PROBLEM STATEMENT:
Keep the pictures out, please, and set down every record exactly.

DATA FOR THE TASK:
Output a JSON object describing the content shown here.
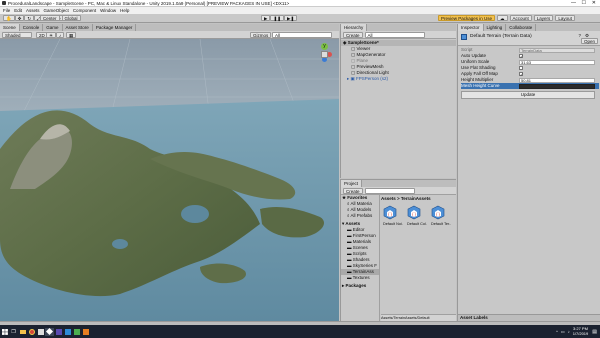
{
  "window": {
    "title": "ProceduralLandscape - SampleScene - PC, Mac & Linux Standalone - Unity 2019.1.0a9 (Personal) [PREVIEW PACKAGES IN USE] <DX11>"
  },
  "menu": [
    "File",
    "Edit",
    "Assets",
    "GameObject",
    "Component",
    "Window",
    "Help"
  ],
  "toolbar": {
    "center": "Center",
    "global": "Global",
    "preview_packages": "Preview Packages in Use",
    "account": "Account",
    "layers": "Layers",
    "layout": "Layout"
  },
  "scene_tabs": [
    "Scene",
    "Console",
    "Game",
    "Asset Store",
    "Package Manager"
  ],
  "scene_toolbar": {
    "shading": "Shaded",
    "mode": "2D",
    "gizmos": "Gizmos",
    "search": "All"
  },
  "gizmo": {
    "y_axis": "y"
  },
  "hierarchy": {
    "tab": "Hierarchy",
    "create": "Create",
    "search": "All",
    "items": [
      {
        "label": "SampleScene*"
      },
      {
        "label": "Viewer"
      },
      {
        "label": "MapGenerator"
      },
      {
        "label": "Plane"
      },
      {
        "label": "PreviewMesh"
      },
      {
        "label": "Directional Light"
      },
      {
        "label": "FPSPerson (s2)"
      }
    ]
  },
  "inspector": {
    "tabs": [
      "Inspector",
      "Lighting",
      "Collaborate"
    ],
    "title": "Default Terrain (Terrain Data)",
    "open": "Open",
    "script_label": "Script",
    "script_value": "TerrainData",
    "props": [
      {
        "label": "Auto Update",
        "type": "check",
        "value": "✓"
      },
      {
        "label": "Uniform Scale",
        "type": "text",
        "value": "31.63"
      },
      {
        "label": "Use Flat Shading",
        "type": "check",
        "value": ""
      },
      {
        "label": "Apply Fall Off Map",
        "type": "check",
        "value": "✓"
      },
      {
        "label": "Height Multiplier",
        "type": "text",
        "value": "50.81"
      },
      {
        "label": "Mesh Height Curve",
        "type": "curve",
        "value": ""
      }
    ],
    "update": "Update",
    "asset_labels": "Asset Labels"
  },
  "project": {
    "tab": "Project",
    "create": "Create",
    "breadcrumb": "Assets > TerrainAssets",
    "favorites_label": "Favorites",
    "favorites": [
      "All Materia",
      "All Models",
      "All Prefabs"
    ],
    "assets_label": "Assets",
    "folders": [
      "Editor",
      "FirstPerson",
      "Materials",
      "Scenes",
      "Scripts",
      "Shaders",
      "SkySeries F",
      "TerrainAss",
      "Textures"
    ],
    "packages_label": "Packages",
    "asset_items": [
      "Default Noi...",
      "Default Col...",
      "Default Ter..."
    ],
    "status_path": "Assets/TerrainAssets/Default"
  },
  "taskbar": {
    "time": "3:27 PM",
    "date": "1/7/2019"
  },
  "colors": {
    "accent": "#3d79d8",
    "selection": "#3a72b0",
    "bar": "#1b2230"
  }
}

ANSWER SPACE:
Output a JSON object describing the content shown here.
{
  "window": {
    "title": "ProceduralLandscape - SampleScene - PC, Mac & Linux Standalone - Unity 2019.1.0a9 (Personal) [PREVIEW PACKAGES IN USE] <DX11>"
  },
  "menu": [
    "File",
    "Edit",
    "Assets",
    "GameObject",
    "Component",
    "Window",
    "Help"
  ],
  "toolbar": {
    "center": "Center",
    "global": "Global",
    "preview_packages": "Preview Packages in Use",
    "account": "Account",
    "layers": "Layers",
    "layout": "Layout"
  },
  "scene_tabs": [
    "Scene",
    "Console",
    "Game",
    "Asset Store",
    "Package Manager"
  ],
  "scene_toolbar": {
    "shading": "Shaded",
    "mode": "2D",
    "gizmos": "Gizmos",
    "search": "All"
  },
  "gizmo": {
    "y_axis": "y"
  },
  "hierarchy": {
    "tab": "Hierarchy",
    "create": "Create",
    "search": "All",
    "items": [
      {
        "label": "SampleScene*"
      },
      {
        "label": "Viewer"
      },
      {
        "label": "MapGenerator"
      },
      {
        "label": "Plane"
      },
      {
        "label": "PreviewMesh"
      },
      {
        "label": "Directional Light"
      },
      {
        "label": "FPSPerson (s2)"
      }
    ]
  },
  "inspector": {
    "tabs": [
      "Inspector",
      "Lighting",
      "Collaborate"
    ],
    "title": "Default Terrain (Terrain Data)",
    "open": "Open",
    "script_label": "Script",
    "script_value": "TerrainData",
    "props": [
      {
        "label": "Auto Update",
        "type": "check",
        "value": "✓"
      },
      {
        "label": "Uniform Scale",
        "type": "text",
        "value": "31.63"
      },
      {
        "label": "Use Flat Shading",
        "type": "check",
        "value": ""
      },
      {
        "label": "Apply Fall Off Map",
        "type": "check",
        "value": "✓"
      },
      {
        "label": "Height Multiplier",
        "type": "text",
        "value": "50.81"
      },
      {
        "label": "Mesh Height Curve",
        "type": "curve",
        "value": ""
      }
    ],
    "update": "Update",
    "asset_labels": "Asset Labels"
  },
  "project": {
    "tab": "Project",
    "create": "Create",
    "breadcrumb": "Assets > TerrainAssets",
    "favorites_label": "Favorites",
    "favorites": [
      "All Materia",
      "All Models",
      "All Prefabs"
    ],
    "assets_label": "Assets",
    "folders": [
      "Editor",
      "FirstPerson",
      "Materials",
      "Scenes",
      "Scripts",
      "Shaders",
      "SkySeries F",
      "TerrainAss",
      "Textures"
    ],
    "packages_label": "Packages",
    "asset_items": [
      "Default Noi...",
      "Default Col...",
      "Default Ter..."
    ],
    "status_path": "Assets/TerrainAssets/Default"
  },
  "taskbar": {
    "time": "3:27 PM",
    "date": "1/7/2019"
  },
  "colors": {
    "accent": "#3d79d8",
    "selection": "#3a72b0",
    "bar": "#1b2230"
  }
}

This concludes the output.